With new politicians in office, budget woes on the horizon in many states and a shift in party control, online gambling is back at the forefront of many political discussions.
Let’s take a look at developments around the country both in states which have online gambling and states which are drawing increasingly closer to possibly regulating online gaming in the future.
A new state to keep an eye on in 2017 is Massachusetts.
State Senator Bruce Tarr introduced a brief bill to legalize and regulate online gambling within the state. State Senator Jennifer Flanagan reintroduced her legislation to expand the state’s lottery to online sales.
Last year, the state passed a bill to expressly allow daily fantasy sports (DFS) in the state. So far, 2017 seems on pace to expand online gaming offerings even further.
Moreover, it was a record month for New Jersey with $18.4 million in revenue. The previous record was $17.4 million in June of 2016.
On the brick and mortar front, properties in Atlantic City continued to struggle. Carl Icahn caused headlines with rumors swirling about the future of the Taj Mahal Casino.
Glenn Straub, owner of Revel nee TEN Hotel, also complained about city bureaucracy delaying his desired opening date of Feb. 20.
Online poker continues to hold steady in Nevada, but the big poker news of the week was the release of information about the biggest live tournament series of the year.

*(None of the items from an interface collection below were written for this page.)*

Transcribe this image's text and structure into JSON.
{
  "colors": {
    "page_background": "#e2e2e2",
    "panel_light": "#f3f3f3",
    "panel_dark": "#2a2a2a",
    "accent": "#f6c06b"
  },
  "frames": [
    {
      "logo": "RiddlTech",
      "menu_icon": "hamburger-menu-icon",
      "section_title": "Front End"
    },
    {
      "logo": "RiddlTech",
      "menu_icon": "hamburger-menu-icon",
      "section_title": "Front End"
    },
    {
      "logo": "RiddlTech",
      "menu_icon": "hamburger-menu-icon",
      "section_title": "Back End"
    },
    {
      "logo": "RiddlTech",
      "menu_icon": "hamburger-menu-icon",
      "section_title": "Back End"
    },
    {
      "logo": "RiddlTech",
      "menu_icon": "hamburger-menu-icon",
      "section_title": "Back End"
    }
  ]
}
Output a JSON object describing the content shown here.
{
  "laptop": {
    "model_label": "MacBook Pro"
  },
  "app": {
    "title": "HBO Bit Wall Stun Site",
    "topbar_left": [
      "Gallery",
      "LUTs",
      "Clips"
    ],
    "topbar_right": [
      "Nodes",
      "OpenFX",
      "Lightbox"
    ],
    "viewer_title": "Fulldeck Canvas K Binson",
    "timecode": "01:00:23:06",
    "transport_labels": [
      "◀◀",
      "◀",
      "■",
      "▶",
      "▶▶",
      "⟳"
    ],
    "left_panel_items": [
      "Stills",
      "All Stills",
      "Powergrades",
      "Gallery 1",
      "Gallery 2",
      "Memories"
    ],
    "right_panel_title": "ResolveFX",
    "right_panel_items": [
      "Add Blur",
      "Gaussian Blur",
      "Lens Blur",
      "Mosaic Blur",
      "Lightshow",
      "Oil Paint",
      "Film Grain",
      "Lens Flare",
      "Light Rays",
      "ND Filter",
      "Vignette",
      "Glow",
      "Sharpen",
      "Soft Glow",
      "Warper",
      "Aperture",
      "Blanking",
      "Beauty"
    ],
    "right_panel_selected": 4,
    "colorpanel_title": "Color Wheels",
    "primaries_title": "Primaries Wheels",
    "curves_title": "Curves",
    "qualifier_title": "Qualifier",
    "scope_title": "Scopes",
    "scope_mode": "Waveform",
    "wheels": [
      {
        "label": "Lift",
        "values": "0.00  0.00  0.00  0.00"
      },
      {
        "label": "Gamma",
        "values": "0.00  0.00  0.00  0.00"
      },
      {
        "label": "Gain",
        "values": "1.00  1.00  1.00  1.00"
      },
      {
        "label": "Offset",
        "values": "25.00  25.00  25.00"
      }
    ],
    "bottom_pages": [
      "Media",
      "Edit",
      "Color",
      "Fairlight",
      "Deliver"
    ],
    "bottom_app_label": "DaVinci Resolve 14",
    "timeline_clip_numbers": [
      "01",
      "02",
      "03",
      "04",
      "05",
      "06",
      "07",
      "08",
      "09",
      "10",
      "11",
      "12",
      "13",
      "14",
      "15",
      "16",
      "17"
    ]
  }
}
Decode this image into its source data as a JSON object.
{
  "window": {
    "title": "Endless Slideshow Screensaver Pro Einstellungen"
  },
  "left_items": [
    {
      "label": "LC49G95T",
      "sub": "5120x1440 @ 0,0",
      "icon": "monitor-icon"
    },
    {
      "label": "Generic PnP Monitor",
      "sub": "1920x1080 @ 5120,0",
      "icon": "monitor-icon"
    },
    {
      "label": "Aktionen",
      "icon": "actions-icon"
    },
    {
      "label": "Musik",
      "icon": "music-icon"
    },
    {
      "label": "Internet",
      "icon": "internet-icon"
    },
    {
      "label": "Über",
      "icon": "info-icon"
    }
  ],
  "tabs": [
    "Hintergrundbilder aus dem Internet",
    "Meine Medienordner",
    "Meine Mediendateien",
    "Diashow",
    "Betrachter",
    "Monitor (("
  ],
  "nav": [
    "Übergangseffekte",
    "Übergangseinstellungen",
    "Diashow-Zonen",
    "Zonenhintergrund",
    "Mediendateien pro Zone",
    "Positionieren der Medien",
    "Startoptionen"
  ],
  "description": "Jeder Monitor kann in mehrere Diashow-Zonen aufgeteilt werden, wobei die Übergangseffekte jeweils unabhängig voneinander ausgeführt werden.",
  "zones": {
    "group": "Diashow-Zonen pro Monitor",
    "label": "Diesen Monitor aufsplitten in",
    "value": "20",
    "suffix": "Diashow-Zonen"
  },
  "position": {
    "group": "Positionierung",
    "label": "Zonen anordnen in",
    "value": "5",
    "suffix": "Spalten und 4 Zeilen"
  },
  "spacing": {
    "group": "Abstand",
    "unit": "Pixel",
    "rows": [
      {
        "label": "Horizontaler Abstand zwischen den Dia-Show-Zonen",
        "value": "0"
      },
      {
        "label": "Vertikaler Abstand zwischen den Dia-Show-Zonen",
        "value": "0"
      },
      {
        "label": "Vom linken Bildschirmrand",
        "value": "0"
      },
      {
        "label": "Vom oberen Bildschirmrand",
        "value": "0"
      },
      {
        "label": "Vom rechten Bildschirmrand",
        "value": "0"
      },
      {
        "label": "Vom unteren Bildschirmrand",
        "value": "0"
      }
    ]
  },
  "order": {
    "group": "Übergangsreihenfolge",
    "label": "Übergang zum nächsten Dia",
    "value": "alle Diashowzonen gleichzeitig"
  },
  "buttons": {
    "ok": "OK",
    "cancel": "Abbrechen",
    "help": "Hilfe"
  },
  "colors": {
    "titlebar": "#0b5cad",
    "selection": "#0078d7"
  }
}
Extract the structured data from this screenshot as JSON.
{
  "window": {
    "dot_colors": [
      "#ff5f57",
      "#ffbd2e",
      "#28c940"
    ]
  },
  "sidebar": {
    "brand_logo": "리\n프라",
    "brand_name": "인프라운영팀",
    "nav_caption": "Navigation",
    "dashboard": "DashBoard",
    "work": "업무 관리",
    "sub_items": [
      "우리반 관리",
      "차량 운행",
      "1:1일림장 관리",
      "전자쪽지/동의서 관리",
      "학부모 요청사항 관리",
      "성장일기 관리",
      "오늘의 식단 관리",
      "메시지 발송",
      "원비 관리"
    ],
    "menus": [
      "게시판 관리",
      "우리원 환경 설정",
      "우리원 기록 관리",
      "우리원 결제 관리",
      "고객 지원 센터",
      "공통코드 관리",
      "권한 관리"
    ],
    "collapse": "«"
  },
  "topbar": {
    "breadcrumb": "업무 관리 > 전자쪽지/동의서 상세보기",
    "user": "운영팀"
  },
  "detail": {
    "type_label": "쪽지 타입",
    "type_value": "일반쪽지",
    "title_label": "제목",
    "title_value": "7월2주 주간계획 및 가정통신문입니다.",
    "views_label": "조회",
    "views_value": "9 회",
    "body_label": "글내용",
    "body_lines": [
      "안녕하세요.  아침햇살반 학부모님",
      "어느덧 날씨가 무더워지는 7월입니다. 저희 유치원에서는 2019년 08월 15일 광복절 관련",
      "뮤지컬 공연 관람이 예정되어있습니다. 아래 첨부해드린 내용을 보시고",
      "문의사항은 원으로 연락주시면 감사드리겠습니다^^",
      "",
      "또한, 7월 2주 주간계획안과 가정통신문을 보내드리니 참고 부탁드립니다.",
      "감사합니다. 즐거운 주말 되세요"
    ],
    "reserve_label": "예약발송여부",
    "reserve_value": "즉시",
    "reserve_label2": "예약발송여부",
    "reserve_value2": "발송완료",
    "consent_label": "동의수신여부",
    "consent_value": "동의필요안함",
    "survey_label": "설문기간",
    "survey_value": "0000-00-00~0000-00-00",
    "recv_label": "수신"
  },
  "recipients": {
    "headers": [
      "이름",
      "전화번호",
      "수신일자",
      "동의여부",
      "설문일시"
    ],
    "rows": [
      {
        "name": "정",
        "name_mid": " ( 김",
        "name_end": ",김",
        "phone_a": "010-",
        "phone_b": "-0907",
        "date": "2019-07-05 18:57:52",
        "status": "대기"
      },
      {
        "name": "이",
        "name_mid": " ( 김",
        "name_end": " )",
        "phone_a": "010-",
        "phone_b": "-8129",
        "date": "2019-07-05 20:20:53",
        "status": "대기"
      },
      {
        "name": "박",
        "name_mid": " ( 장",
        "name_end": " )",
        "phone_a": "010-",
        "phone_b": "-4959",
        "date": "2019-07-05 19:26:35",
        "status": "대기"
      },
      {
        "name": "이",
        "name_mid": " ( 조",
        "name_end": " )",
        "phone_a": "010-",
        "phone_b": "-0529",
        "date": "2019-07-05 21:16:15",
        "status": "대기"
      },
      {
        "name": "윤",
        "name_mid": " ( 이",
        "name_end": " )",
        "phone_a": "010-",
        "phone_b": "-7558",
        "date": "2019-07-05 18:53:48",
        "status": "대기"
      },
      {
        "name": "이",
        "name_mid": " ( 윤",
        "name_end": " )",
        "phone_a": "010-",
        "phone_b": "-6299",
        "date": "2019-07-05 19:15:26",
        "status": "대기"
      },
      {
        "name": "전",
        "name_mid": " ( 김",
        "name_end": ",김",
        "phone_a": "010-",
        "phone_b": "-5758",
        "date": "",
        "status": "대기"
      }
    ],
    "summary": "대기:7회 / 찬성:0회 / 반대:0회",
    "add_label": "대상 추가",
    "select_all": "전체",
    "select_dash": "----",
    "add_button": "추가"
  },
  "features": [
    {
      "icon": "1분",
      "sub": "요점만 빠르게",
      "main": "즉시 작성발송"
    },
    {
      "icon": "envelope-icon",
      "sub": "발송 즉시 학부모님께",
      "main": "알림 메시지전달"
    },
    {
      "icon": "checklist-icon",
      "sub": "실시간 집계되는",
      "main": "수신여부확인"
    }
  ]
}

The World Series of Poker revealed dates and information about the marquee events of the summer. The big tournaments like Colossus, Millionaire Maker, the Seniors Event and, of course, the Main Event are scheduled for every weekend throughout the summer.
The complete WSOP schedule should be out next month.
Like Massachusetts, New York begins the year with whispers of online gaming progress. No official bills have been introduced, but Gaming Compliance reports ($) that a bill should be introduced in the state assembly shortly.
The new year began much like the last year ended in the Pennsylvania Senate. Sen. Jay Costa re-introduced his online gaming framework, but it could take months for the bill to pass through both the House and Senate.
It failed to do so in 2016.
Meanwhile, computers and poker players are clashing in a different way in Pittsburgh. A quartet of poker pros is currently logging hands against Carnegie Mellon’s newest version of poker artificial intelligence, Liberatus.
The last time humans took on a bot from Carnegie Mellon, they technically won, but the match was declared a statistical draw. This time around, the new AI features less exploitable bluffing ranges and addresses other observations the pros offered from their first battle of the bot.